A recurring question from our readers is whether condo owners are required to vote on a renovation project. Aside from the more important question of whether they should be consulted or informed (yes, they should), the legal question is whether consultation is mandatory and, if so, what is the level of support required for the project to go ahead.
This is not an easy question to answer as every situation is very fact-specific. Still, to help the discussion at your next board meeting, we have created an “App” helping you determine whether owners get to vote on a specific renovation project. You’ll find it in our Tool sections (at the top of the blog) and at the bottom of this post.
3 Levels of consultation
Section 97 of the Condo Act deals with changes to common elements made by the corporation (as opposed to changes to common elements proposed by owners, which are dealt under section 98).
Generally speaking, under section 97 of the Act, there are three distinct levels of owner consultation required when the corporation is contemplating a work on common elements.
If the cost of the change is less than $1,000 or less than 1% of the annual budgeted common expenses (whichever is greater) or if the work is required to ensure the safety or security of persons using the property, or if it is required to prevent imminent damage to the property or assets; or if it is required to comply with a mutual use agreement (like a cost-sharing agreement):
- No notice is required to be given to owners and no vote is required.
You may want to note that the $1,000 threshold is expected to eventually be raised to $30,000 or 3 per cent of the annual budgeted common expenses whenever the changes to section 97 of the Act are implemented.
Possible consultation and simple majority
If the cost of the project is more than $1,000, but less than 10% of the annual budgeted common expenses
- Notice is required to be given to owners;
- But the change is only submitted to a vote if requisitioned by the owners of at least 15% of the registered units;
- Should the change be submitted to a vote through a requisition, the change can be implemented if at least 50% of the owners participating at the meeting vote in favour of it.
Mandatory consultation and elevated majority
If the cost of the change is more than 10% of the annual budgeted common expenses:
- This is what we refer to as a “substantial change”;
- Notice is required to be given to owners;

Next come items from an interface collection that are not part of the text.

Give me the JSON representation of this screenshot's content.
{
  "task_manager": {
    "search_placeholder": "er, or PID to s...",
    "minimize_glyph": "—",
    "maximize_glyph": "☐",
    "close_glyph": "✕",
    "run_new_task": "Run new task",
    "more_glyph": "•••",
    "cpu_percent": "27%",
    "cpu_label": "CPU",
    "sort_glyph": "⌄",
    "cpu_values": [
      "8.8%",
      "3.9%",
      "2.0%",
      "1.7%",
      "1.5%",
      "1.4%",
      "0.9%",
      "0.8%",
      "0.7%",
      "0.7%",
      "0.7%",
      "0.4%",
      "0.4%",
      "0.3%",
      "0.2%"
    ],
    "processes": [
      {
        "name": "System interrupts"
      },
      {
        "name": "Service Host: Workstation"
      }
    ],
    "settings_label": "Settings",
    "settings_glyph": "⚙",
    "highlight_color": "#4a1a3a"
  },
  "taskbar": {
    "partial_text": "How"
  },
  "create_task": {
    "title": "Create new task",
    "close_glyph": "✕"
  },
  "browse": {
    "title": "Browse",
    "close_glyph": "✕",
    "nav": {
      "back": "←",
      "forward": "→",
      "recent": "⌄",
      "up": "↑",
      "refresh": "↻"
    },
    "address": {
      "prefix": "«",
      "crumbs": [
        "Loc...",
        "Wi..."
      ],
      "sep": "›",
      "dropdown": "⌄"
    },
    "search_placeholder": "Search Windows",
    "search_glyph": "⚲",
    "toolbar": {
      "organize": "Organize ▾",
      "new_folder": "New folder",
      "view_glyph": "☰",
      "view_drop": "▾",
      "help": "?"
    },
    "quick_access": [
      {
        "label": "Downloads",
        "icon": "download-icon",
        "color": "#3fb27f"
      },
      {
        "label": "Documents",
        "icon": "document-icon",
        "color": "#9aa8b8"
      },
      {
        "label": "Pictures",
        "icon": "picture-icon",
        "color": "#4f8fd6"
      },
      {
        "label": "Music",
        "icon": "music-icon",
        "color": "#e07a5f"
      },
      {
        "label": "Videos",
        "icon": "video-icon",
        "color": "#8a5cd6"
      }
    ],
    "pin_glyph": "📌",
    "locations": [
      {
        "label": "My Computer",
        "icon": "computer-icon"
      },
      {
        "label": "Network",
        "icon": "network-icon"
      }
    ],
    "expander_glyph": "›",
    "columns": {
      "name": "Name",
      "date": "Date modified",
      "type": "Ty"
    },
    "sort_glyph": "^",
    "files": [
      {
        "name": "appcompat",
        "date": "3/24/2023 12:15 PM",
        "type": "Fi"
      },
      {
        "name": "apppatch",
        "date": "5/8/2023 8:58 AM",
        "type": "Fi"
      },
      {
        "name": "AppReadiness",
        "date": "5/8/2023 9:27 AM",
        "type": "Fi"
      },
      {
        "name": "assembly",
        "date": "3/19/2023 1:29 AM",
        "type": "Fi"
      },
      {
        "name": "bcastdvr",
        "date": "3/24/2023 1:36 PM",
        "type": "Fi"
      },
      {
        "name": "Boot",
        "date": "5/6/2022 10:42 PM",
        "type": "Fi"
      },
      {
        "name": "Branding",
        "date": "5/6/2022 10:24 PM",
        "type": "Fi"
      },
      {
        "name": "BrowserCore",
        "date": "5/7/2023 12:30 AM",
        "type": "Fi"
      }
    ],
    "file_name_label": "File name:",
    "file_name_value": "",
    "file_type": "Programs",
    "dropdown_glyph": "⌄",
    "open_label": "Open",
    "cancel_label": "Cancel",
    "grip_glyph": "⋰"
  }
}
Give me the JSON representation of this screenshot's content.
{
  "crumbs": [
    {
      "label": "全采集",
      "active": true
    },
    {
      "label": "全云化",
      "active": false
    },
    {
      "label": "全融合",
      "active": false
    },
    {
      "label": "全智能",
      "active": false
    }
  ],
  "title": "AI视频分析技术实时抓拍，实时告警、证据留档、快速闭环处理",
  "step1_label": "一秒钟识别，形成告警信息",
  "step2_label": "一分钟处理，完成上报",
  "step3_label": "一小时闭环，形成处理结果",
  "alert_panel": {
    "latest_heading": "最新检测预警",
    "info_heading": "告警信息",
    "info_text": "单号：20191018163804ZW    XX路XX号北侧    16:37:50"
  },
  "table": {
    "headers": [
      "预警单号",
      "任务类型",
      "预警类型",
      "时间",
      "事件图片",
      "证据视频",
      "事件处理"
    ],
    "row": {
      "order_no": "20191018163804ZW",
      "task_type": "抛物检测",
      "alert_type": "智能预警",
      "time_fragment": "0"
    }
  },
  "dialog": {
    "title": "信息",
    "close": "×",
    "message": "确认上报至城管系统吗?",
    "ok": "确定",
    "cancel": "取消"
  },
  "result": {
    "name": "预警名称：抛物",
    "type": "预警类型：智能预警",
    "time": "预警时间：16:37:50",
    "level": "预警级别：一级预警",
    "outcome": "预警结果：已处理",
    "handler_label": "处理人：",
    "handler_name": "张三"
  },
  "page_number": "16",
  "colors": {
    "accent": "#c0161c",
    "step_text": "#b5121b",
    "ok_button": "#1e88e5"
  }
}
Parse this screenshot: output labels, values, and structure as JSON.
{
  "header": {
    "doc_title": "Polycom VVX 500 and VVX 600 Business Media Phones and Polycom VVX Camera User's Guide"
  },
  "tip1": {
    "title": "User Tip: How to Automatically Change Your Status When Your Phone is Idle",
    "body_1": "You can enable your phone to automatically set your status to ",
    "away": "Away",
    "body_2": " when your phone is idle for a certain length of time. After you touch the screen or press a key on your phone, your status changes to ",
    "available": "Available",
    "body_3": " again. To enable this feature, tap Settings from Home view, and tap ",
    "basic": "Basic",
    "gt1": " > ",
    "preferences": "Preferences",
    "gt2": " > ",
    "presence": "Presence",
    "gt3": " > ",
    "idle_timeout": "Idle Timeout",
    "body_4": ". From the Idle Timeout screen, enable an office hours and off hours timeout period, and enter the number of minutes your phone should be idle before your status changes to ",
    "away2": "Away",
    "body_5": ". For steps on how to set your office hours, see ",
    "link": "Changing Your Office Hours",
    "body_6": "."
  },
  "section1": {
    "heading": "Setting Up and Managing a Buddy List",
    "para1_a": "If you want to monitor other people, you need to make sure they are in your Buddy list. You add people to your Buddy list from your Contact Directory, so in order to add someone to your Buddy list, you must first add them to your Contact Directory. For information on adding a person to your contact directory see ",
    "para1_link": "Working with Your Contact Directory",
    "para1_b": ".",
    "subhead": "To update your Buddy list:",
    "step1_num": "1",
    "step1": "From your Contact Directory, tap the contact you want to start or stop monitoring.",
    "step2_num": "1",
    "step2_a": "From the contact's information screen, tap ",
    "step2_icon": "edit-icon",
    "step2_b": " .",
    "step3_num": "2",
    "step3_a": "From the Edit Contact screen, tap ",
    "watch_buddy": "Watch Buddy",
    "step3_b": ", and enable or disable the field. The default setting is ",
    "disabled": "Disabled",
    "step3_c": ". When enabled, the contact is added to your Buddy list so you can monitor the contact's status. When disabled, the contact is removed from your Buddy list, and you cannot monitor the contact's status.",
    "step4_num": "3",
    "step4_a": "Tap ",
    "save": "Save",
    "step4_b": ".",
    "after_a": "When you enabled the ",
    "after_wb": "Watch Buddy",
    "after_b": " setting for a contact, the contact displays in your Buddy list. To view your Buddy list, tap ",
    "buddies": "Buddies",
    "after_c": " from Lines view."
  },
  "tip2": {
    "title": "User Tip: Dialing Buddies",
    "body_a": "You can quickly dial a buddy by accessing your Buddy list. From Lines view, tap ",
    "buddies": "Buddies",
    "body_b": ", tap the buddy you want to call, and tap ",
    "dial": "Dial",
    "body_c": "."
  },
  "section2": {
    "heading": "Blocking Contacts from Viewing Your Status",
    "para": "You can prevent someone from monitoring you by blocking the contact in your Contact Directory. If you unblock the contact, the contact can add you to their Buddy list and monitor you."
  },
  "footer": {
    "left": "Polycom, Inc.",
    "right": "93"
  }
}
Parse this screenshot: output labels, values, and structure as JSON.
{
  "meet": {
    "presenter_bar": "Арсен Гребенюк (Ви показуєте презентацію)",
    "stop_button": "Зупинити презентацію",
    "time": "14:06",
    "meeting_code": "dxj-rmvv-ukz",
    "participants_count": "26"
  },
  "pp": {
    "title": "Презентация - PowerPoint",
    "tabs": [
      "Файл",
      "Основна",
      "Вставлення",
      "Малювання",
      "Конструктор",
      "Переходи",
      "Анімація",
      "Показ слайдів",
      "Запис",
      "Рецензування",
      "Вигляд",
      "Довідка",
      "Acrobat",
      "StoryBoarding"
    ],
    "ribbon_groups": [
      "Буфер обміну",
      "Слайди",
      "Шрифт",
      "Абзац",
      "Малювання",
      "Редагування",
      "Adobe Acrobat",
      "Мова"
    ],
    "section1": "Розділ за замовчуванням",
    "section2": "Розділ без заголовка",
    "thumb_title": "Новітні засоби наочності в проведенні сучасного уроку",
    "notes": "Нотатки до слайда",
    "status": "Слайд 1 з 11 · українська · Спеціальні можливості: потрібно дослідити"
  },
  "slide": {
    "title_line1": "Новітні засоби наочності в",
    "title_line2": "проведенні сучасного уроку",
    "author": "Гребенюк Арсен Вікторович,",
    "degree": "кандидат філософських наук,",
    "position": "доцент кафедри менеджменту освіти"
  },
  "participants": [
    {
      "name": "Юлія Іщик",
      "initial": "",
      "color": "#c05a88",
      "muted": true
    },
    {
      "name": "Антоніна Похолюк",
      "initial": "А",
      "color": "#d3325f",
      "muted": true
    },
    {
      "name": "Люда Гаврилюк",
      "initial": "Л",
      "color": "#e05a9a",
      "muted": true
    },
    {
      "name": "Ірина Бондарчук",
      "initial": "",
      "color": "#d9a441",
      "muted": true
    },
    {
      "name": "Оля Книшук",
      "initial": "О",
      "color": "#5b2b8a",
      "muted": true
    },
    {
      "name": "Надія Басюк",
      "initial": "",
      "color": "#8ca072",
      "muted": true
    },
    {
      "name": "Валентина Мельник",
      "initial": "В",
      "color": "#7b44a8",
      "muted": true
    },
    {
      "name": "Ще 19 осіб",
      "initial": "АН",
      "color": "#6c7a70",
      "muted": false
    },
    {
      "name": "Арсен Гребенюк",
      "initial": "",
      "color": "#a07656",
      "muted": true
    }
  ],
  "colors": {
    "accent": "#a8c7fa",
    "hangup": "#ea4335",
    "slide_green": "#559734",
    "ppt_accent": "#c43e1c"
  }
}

- The change must be submitted to an automatic vote;
- The change can only be implemented if the owners of at least 66 2/3 % of the units vote in favour of it.
What is to be considered in the calculation of the cost threshold?
The determination of what constitutes a “change” vs. what is a “substantial change” is presently determined by cost (whether its cost is estimated to cost more than 10% of the annual budgeted common expenses). Under the new version of section 97 (not yet in force), a more subjective element will be added, namely whether the proposed modification can be seen as causing a material reduction of the use or enjoyment of the common element.
Still, when considering the cost threshold, the waters can be muddied by the fact that a project may combine both pure maintenance (not requiring notice or a vote) and some “change”. Think of a corporation being required to change the deck railings and who opts to go from treated wood to aluminium. If the project was pure maintenance/repair (from treated wood to treated wood), no vote would be required. But by going to a more expensive product, the question surfaces: what portion of the project’s cost must be considered to determine whether we have triggered the requirement to force a 2/3 vote required for substantial changes.
It is generally accepted that, in a situation such as this one, the corporation only need to consider the delta between the cost of a “same for same” project (treated wood for treated wood) and the “improved” version of the project to see whether the 10% threshold has been crossed (from treated wood to aluminium). That sort of makes sense since no vote would have been required on the “same for same” project.
Another question that is often asked is whether the budgeted common expenses against which we measure the 10% threshold considers only the operating expenses or whether it also consider the reserve fund allocation. In our view, unless your governing documents provide otherwise, when calculating the 10% threshold, you consider the total budget, including the reserve fund allocation.
“Is this a Substantial Change” App
We’ve created an easy and fun to use App, to help you determine whether the work you are contemplating constitutes a substantial change and whether you require a vote of the owners.
This App only provides preliminary and basic guidance to help your discussion. Corporations should consult with their legal counsel to ensure that they follow the proper governance and consultative processes when contemplating a project or a change to common elements, assets or services.